So outraged he swung into action and summoned the former Baltimore Ravens running back to the NFL Vatican on Park Avenue.
Such an action would have been inconceivable even eighteen months ago.
The standard, unwavering support for any and every Israeli action was on display.
Based on the way they sprang into action on Friday, his family had more than an inkling of what might be ahead.
He steered clear of anything that might be interpreted as an aggressive call to action.
I appreciate your sympathy, but what I need is action and information and answers.
I'm going back there, and get things in action, and I'm going to stay by them.
Your action at this moment may cause irretrievable delay and loss.
It passed, and the next moment she was on her feet again, capable of action.
The guns on both sides were got up from the hold and mounted, and we were ready for action.
mid-14c., "cause or grounds for a lawsuit," from Anglo-French accioun, Old French accion (12c.) "action, lawsuit, case," from Latin actionem (nominative actio) "a putting in motion; a performing, doing," noun of action from past participle stem of agere "to do" (see act (v.)). Sense of "something done, an act, deed" is late 14c. Meaning "fighting" is from c.1600. As a film director's command, it is attested from 1923. Meaning "excitement" is recorded from 1968. Phrase actions speak louder than words is attested from 1731.

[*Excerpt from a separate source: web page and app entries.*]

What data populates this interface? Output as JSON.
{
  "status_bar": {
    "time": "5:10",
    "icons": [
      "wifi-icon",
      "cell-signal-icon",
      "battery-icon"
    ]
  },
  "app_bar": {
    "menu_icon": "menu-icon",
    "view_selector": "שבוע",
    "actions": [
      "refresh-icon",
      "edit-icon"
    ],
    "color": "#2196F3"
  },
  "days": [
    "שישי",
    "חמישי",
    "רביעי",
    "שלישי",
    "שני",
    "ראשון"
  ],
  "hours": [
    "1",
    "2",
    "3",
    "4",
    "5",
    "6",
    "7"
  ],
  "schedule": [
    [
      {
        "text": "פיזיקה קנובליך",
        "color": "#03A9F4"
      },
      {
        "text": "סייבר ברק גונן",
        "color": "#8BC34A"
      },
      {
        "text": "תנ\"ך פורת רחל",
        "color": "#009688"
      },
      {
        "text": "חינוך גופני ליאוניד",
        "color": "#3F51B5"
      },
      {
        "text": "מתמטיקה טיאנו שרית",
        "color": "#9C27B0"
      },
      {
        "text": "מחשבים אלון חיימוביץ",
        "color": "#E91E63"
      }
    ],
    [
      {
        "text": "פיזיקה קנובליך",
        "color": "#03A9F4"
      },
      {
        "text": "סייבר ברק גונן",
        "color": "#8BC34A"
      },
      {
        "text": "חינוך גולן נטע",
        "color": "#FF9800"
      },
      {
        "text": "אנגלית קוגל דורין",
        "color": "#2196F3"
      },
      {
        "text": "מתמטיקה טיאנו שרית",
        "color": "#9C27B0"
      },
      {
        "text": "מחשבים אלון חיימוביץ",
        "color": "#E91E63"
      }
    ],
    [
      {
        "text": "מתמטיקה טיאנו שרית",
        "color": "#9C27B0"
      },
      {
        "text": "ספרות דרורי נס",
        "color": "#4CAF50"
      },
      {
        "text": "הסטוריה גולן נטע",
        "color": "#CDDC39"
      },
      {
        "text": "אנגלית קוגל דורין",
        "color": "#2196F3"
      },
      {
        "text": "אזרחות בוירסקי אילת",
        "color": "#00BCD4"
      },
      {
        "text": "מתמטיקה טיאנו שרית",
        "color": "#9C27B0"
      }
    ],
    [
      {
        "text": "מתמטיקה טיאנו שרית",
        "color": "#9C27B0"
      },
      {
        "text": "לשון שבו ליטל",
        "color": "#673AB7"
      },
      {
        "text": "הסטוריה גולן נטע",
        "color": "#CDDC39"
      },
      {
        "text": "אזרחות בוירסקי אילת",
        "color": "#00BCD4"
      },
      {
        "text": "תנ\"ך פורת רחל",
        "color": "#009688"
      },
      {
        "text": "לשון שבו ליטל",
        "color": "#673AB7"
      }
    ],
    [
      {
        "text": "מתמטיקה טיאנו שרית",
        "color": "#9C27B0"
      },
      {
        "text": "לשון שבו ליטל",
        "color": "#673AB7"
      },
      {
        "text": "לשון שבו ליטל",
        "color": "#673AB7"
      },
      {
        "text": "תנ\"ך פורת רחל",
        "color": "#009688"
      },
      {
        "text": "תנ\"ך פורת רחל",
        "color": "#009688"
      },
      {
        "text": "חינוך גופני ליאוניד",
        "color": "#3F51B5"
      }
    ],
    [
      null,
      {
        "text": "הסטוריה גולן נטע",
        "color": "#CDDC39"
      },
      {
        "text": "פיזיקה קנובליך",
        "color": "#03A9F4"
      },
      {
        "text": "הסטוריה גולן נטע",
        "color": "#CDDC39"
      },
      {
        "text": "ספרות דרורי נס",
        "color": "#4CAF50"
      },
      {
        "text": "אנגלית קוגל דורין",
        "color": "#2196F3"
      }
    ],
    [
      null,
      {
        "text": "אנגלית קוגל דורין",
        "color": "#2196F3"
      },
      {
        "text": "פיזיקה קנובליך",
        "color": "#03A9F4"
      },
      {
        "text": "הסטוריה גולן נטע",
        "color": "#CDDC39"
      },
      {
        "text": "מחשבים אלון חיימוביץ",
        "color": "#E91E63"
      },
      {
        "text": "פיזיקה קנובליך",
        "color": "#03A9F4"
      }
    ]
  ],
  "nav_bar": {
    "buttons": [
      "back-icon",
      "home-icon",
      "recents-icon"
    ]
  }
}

action ac·tion (āk'shən)
The state or process of acting or doing.
A change that occurs in the body or in a bodily organ as a result of its functioning.
Exertion of force or power.